Thanks to plummeting tax revenues, the Metropolitan Transportation Authority is expected to face a $400 million budget shortfall—even if it implements drastic service cuts that would terminate bus lines and subway routes and nix free Metrocards for students. So what, if anything, could be worse than the already-proposed "Doomsday" cuts?

Because revenues from a payroll tax created to help bailout the MTA last year have fallen short of their anticipated numbers, getting around the city might become more expensive and more difficult. The MTA might choose to increase fares in 2011 by more than the planned 7.5 percent, a board member told the Post. "As far as a fare increase, the amount of money we expected from certain revenues are not coming into effect. And the conditions upon which we agreed to keep the fare hike at 7.5 percent could be impacted." The source added: "Forget that they're not coming in 2010—those revenues also aren't coming in 2011." Another board members said sticking to the planned 7.5 percent hike would be "unfair" to the MTA.

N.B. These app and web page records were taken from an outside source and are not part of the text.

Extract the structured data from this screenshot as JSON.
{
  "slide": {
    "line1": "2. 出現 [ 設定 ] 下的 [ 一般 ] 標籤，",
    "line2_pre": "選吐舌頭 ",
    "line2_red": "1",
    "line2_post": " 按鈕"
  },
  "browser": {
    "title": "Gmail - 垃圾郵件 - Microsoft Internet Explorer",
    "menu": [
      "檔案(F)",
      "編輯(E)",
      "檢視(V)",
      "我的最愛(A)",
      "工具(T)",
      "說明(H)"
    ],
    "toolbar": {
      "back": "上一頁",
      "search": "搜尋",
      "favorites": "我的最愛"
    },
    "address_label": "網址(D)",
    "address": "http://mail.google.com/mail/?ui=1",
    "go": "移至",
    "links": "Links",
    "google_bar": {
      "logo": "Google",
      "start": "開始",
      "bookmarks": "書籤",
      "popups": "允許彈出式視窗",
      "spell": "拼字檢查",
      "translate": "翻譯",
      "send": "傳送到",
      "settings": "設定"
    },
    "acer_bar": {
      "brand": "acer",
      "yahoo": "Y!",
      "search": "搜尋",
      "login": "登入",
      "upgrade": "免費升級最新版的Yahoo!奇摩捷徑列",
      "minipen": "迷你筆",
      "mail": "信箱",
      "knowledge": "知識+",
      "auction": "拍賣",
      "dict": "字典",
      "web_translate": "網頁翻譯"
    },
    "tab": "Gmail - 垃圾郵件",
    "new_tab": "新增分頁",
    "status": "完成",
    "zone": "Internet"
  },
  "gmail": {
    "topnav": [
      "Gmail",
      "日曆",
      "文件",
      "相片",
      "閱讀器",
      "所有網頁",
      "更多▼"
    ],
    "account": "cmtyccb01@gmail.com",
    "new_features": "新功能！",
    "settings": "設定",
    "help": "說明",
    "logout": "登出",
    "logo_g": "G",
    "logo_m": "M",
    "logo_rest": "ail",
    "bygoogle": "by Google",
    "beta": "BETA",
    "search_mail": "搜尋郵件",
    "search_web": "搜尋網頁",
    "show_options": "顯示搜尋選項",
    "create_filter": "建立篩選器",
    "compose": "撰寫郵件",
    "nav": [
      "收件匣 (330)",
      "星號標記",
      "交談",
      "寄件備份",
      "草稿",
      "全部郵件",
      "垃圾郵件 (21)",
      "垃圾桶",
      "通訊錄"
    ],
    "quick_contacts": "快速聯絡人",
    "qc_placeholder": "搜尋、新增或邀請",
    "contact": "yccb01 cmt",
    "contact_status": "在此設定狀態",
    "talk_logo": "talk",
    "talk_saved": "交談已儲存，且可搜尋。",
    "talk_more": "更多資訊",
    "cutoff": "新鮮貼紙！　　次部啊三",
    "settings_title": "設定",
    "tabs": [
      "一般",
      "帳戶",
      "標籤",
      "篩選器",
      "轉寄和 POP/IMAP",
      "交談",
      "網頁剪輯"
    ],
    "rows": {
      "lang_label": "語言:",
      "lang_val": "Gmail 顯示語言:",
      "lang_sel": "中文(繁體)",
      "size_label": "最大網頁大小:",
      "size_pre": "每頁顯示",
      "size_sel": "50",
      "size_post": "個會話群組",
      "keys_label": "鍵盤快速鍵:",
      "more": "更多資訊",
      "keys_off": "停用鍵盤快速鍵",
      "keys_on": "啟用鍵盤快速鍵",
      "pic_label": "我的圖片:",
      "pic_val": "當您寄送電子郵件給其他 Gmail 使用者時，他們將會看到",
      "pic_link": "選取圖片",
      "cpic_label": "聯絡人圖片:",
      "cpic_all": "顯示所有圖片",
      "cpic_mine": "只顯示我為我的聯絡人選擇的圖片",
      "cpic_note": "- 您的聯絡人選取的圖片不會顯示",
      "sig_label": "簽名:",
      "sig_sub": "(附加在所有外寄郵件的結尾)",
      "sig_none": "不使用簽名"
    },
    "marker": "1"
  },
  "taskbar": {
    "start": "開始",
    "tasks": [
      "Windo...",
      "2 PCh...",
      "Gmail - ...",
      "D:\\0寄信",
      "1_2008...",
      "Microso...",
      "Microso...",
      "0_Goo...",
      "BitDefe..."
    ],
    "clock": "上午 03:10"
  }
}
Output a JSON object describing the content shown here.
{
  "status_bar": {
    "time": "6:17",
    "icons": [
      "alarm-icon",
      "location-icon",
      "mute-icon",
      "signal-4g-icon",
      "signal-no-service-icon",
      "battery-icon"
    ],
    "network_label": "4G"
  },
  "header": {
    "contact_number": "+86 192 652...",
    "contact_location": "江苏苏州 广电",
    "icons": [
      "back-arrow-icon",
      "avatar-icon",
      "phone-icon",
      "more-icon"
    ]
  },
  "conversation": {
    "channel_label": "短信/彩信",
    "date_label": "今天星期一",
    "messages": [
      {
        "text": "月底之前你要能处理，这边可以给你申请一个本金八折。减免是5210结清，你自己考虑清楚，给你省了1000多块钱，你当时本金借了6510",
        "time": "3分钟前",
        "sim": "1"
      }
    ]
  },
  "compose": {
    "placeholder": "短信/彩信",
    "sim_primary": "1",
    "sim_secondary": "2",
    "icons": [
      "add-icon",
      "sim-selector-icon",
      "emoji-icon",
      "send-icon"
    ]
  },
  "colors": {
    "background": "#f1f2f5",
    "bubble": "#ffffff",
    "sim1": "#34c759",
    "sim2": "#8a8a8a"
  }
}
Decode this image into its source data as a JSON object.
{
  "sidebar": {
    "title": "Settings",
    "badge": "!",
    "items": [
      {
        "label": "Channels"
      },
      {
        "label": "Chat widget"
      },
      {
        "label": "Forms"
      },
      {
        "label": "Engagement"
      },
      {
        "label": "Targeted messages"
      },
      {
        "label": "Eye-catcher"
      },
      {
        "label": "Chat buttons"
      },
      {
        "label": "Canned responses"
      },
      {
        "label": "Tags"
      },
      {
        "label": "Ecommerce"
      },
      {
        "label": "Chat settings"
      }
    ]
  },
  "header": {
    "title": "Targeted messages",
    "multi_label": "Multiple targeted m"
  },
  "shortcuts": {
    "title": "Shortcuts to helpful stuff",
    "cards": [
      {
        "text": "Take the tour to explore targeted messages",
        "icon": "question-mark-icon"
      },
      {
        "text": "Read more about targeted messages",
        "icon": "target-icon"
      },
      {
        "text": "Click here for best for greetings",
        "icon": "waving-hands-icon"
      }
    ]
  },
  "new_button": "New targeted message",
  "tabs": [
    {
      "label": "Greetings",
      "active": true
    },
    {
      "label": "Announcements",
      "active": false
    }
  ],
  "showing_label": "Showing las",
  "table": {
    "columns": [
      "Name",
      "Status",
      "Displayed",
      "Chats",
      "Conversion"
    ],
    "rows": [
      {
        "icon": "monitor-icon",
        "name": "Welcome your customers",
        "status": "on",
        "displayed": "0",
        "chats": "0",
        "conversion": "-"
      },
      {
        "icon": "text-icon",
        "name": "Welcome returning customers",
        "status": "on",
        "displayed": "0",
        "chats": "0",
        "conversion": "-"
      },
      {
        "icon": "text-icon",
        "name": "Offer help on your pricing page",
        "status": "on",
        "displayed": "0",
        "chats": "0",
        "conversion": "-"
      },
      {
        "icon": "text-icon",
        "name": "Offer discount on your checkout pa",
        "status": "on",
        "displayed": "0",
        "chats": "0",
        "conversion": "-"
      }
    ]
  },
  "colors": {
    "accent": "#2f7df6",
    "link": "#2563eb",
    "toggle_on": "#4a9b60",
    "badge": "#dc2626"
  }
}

The agency might also impose additional service cuts, according to the tabloid. In an official statement, the MTA said it is "considering a variety of cost saving and other measures in addition to those proposed in the December Plan" and that it "remains prepared to take needed actions in order to maintain a balanced budget." Gov. Paterson said the new shortfall brings on "rather egregious problems" for the MTA, and blamed the drop on businesses that don't pay the tax and poor tax revenue predictions. Transit activists including the Straphangers Campaign have urged the MTA to redirect federal stimulus money currently devoted to construction and renovation work to keeping transit running—a proposal the agency has so far resisted, according to 1010WINS.